TASK TO CARRY OUT> In the listing below, how many lines hold the string "Activity"? Reply with the number and nothing else.

DATASET EXCERPTS>
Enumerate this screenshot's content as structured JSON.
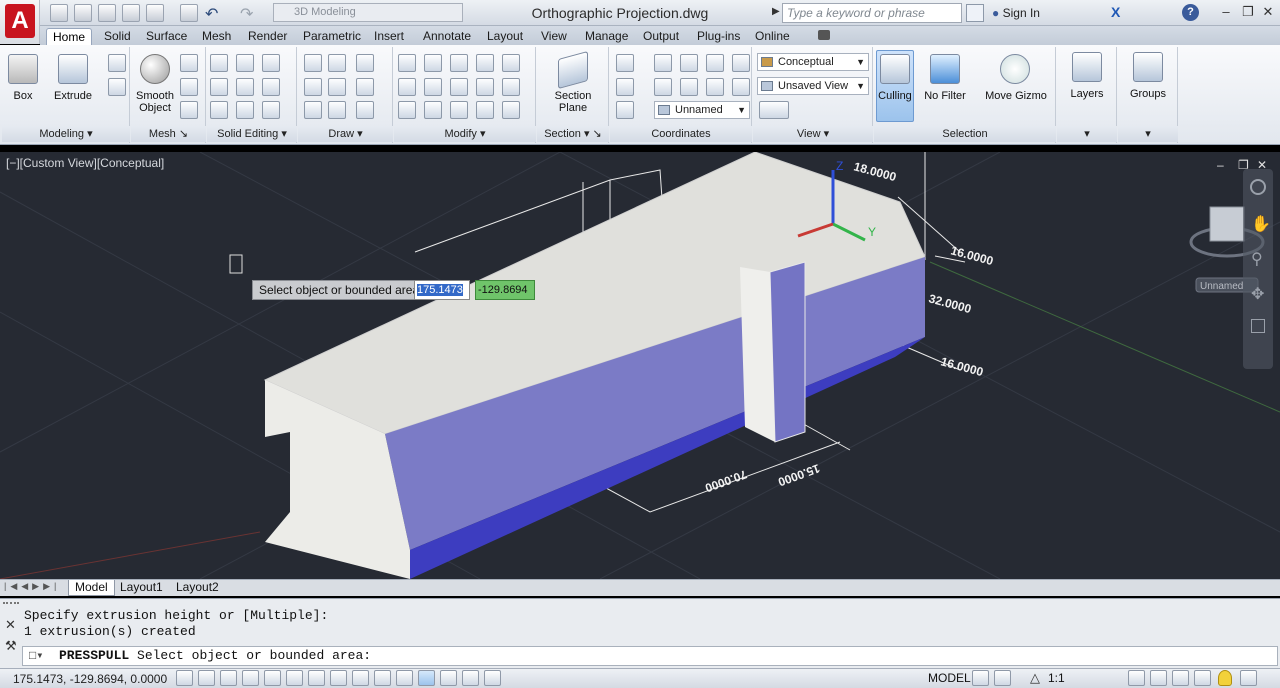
{
  "title_bar": {
    "workspace": "3D Modeling",
    "doc_title": "Orthographic Projection.dwg",
    "search_placeholder": "Type a keyword or phrase",
    "signin": "Sign In"
  },
  "tabs": [
    "Home",
    "Solid",
    "Surface",
    "Mesh",
    "Render",
    "Parametric",
    "Insert",
    "Annotate",
    "Layout",
    "View",
    "Manage",
    "Output",
    "Plug-ins",
    "Online"
  ],
  "ribbon": {
    "modeling": {
      "box": "Box",
      "extrude": "Extrude",
      "title": "Modeling"
    },
    "mesh": {
      "smooth": "Smooth",
      "object": "Object",
      "title": "Mesh"
    },
    "solid_editing": {
      "title": "Solid Editing"
    },
    "draw": {
      "title": "Draw"
    },
    "modify": {
      "title": "Modify"
    },
    "section": {
      "label1": "Section",
      "label2": "Plane",
      "title": "Section"
    },
    "coordinates": {
      "ucs_name": "Unnamed",
      "title": "Coordinates"
    },
    "view": {
      "visual_style": "Conceptual",
      "saved_view": "Unsaved View",
      "title": "View"
    },
    "selection": {
      "culling": "Culling",
      "no_filter": "No Filter",
      "move_gizmo": "Move Gizmo",
      "title": "Selection"
    },
    "layers": {
      "label": "Layers"
    },
    "groups": {
      "label": "Groups"
    }
  },
  "viewport": {
    "label": "[−][Custom View][Conceptual]",
    "dim_18": "18.0000",
    "dim_16a": "16.0000",
    "dim_32": "32.0000",
    "dim_16b": "16.0000",
    "dim_bottom1": "70.0000",
    "dim_bottom2": "15.0000",
    "axis_z": "Z",
    "axis_y": "Y",
    "cube_name": "Unnamed",
    "tooltip_prompt": "Select object or bounded area:",
    "input1": "175.1473",
    "input2": "-129.8694"
  },
  "layout_tabs": [
    "Model",
    "Layout1",
    "Layout2"
  ],
  "command": {
    "history1": "Specify extrusion height or [Multiple]:",
    "history2": "1 extrusion(s) created",
    "cmd_name": "PRESSPULL",
    "prompt": "Select object or bounded area:"
  },
  "status": {
    "coords": "175.1473, -129.8694, 0.0000",
    "model": "MODEL",
    "scale": "1:1"
  },
  "colors": {
    "viewport_bg": "#262a33",
    "solid_top": "#dcdcd8",
    "solid_side": "#7474c4",
    "accent_red": "#c8141e"
  }
}
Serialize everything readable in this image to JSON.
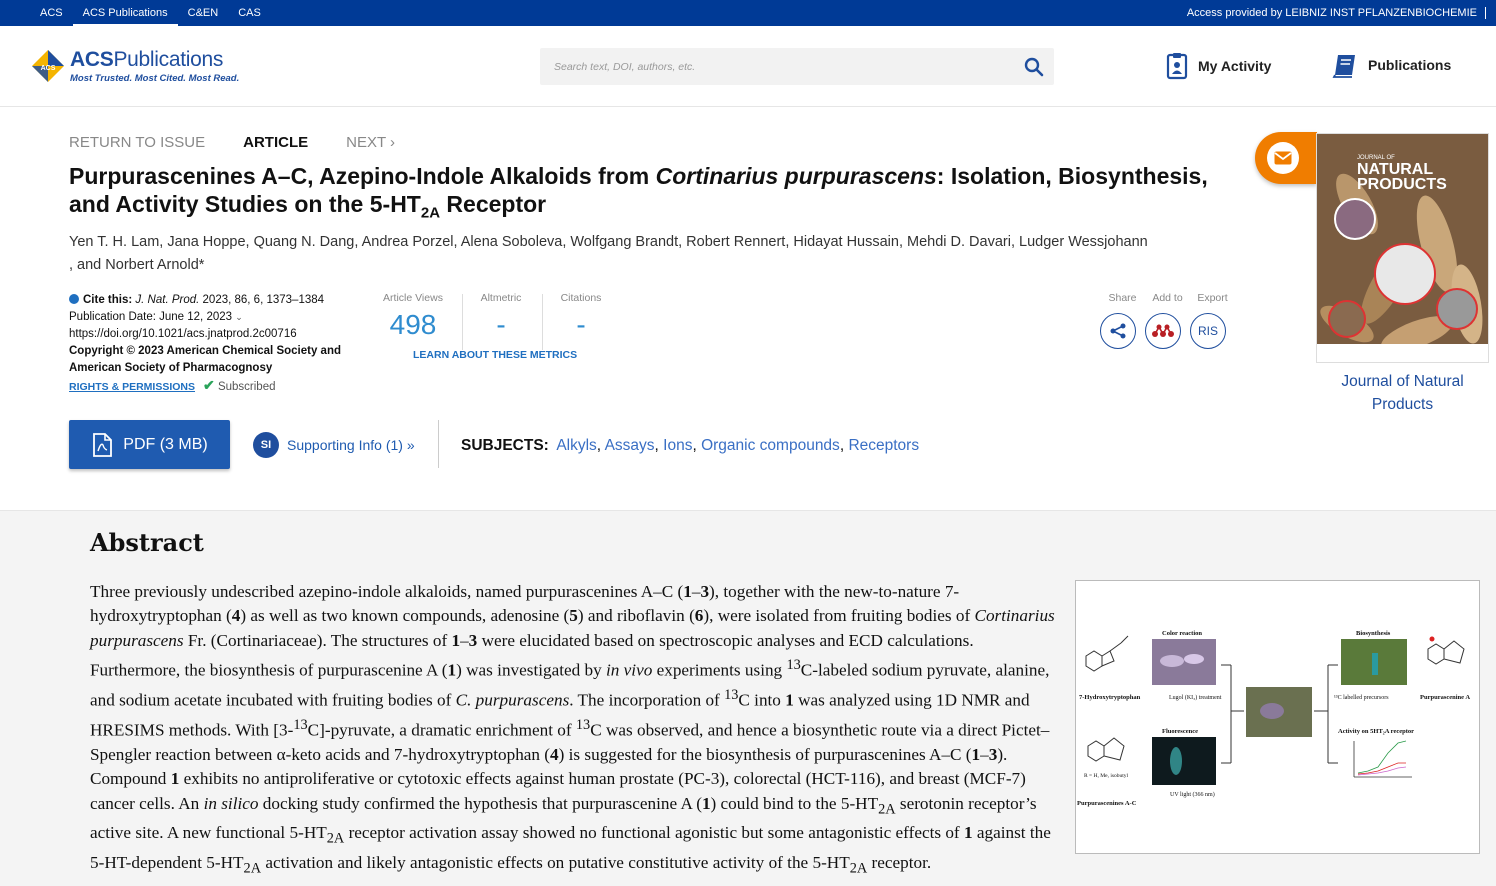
{
  "topbar": {
    "links": [
      "ACS",
      "ACS Publications",
      "C&EN",
      "CAS"
    ],
    "access": "Access provided by LEIBNIZ INST PFLANZENBIOCHEMIE"
  },
  "header": {
    "logo_brand_a": "ACS",
    "logo_brand_b": "Publications",
    "logo_tagline": "Most Trusted. Most Cited. Most Read.",
    "search_placeholder": "Search text, DOI, authors, etc.",
    "my_activity": "My Activity",
    "publications": "Publications"
  },
  "nav": {
    "return": "RETURN TO ISSUE",
    "article": "ARTICLE",
    "next": "NEXT ›"
  },
  "article": {
    "title_part1": "Purpurascenines A–C, Azepino-Indole Alkaloids from ",
    "title_italic": "Cortinarius purpurascens",
    "title_part2": ": Isolation, Biosynthesis, and Activity Studies on the 5-HT",
    "title_sub": "2A",
    "title_part3": " Receptor",
    "authors_line1": "Yen T. H. Lam, Jana Hoppe, Quang N. Dang, Andrea Porzel, Alena Soboleva, Wolfgang Brandt, Robert Rennert, Hidayat Hussain, Mehdi D. Davari, Ludger Wessjohann",
    "authors_line2": ", and Norbert Arnold*"
  },
  "cite": {
    "label": "Cite this:",
    "journal": "J. Nat. Prod.",
    "ref": " 2023, 86, 6, 1373–1384",
    "pubdate": "Publication Date: June 12, 2023",
    "doi": "https://doi.org/10.1021/acs.jnatprod.2c00716",
    "copyright": "Copyright © 2023 American Chemical Society and American Society of Pharmacognosy",
    "rights": "RIGHTS & PERMISSIONS",
    "subscribed": "Subscribed"
  },
  "metrics": {
    "views_label": "Article Views",
    "views_value": "498",
    "altmetric_label": "Altmetric",
    "altmetric_value": "-",
    "citations_label": "Citations",
    "citations_value": "-",
    "learn": "LEARN ABOUT THESE METRICS"
  },
  "share": {
    "share_label": "Share",
    "add_label": "Add to",
    "export_label": "Export",
    "ris": "RIS"
  },
  "actions": {
    "pdf": "PDF (3 MB)",
    "si_badge": "SI",
    "si": "Supporting Info (1) »",
    "subjects_label": "SUBJECTS:",
    "subjects": [
      "Alkyls",
      "Assays",
      "Ions",
      "Organic compounds",
      "Receptors"
    ]
  },
  "cover": {
    "journal_small": "JOURNAL OF",
    "journal_big1": "NATURAL",
    "journal_big2": "PRODUCTS",
    "caption": "Journal of Natural Products"
  },
  "abstract": {
    "heading": "Abstract"
  },
  "toc": {
    "color_reaction": "Color reaction",
    "biosynthesis": "Biosynthesis",
    "hydroxytryptophan": "7-Hydroxytryptophan",
    "lugol": "Lugol (KI₃) treatment",
    "labelled": "¹³C labelled precursors",
    "purpurascenine_a": "Purpurascenine A",
    "fluorescence": "Fluorescence",
    "activity": "Activity on 5HT₂A receptor",
    "r_label": "R = H, Me, isobutyl",
    "purpurascenines": "Purpurascenines A-C",
    "uv": "UV light (366 nm)"
  },
  "colors": {
    "topbar": "#003a96",
    "brand": "#1f4e9e",
    "link": "#3a6fc4",
    "metric": "#2f8ccf",
    "mail": "#f07d00"
  }
}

ANSWER TO THIS EXERCISE> 3